[Input Boundary: Start]

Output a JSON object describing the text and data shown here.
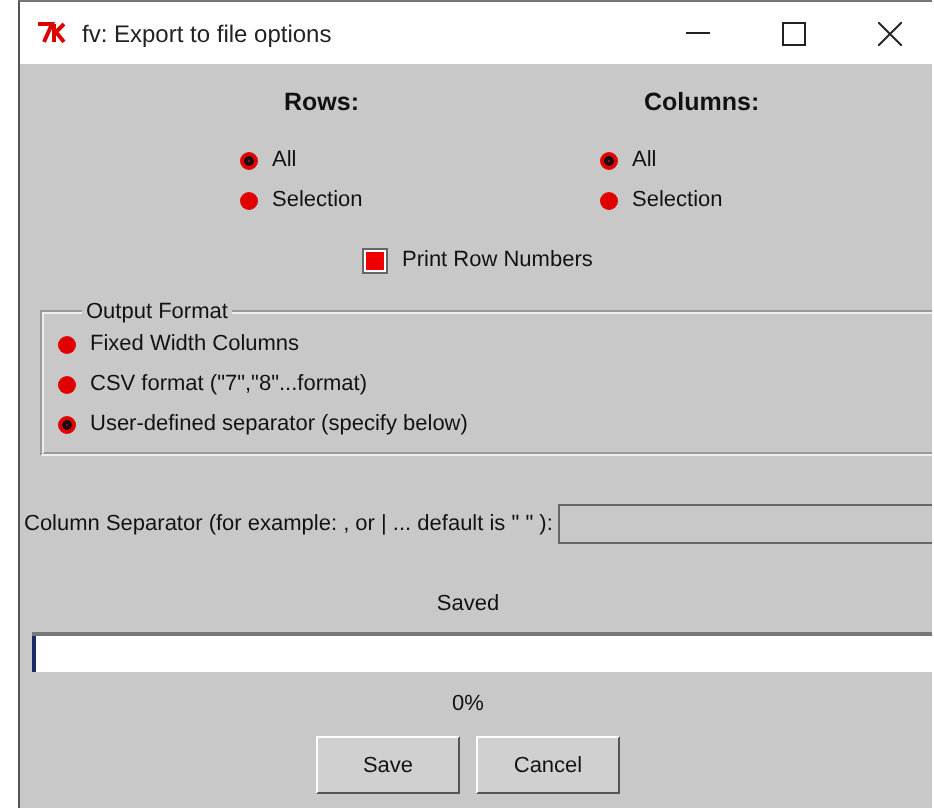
{
  "window": {
    "title": "fv: Export to file options"
  },
  "rows": {
    "heading": "Rows:",
    "options": [
      {
        "label": "All",
        "selected": true
      },
      {
        "label": "Selection",
        "selected": false
      }
    ]
  },
  "columns": {
    "heading": "Columns:",
    "options": [
      {
        "label": "All",
        "selected": true
      },
      {
        "label": "Selection",
        "selected": false
      }
    ]
  },
  "print_row_numbers": {
    "label": "Print Row Numbers",
    "checked": true
  },
  "output_format": {
    "title": "Output Format",
    "options": [
      {
        "label": "Fixed Width Columns",
        "selected": false
      },
      {
        "label": "CSV format (\"7\",\"8\"...format)",
        "selected": false
      },
      {
        "label": "User-defined separator (specify below)",
        "selected": true
      }
    ]
  },
  "column_separator": {
    "label": "Column Separator (for example: , or | ... default is \" \" ):"
  },
  "progress": {
    "title": "Saved",
    "level": 0,
    "reading": "0%"
  },
  "buttons": [
    "Save",
    "Cancel"
  ]
}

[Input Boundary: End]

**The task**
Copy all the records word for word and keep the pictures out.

**Answer**
Output a JSON object describing the text and data shown here.
{
  "window": {
    "title": "fv: Export to file options"
  },
  "rows": {
    "heading": "Rows:",
    "options": [
      {
        "label": "All",
        "selected": true
      },
      {
        "label": "Selection",
        "selected": false
      }
    ]
  },
  "columns": {
    "heading": "Columns:",
    "options": [
      {
        "label": "All",
        "selected": true
      },
      {
        "label": "Selection",
        "selected": false
      }
    ]
  },
  "print_row_numbers": {
    "label": "Print Row Numbers",
    "checked": true
  },
  "output_format": {
    "title": "Output Format",
    "options": [
      {
        "label": "Fixed Width Columns",
        "selected": false
      },
      {
        "label": "CSV format (\"7\",\"8\"...format)",
        "selected": false
      },
      {
        "label": "User-defined separator (specify below)",
        "selected": true
      }
    ]
  },
  "column_separator": {
    "label": "Column Separator (for example: , or | ... default is \" \" ):"
  },
  "progress": {
    "title": "Saved",
    "level": 0,
    "reading": "0%"
  },
  "buttons": [
    "Save",
    "Cancel"
  ]
}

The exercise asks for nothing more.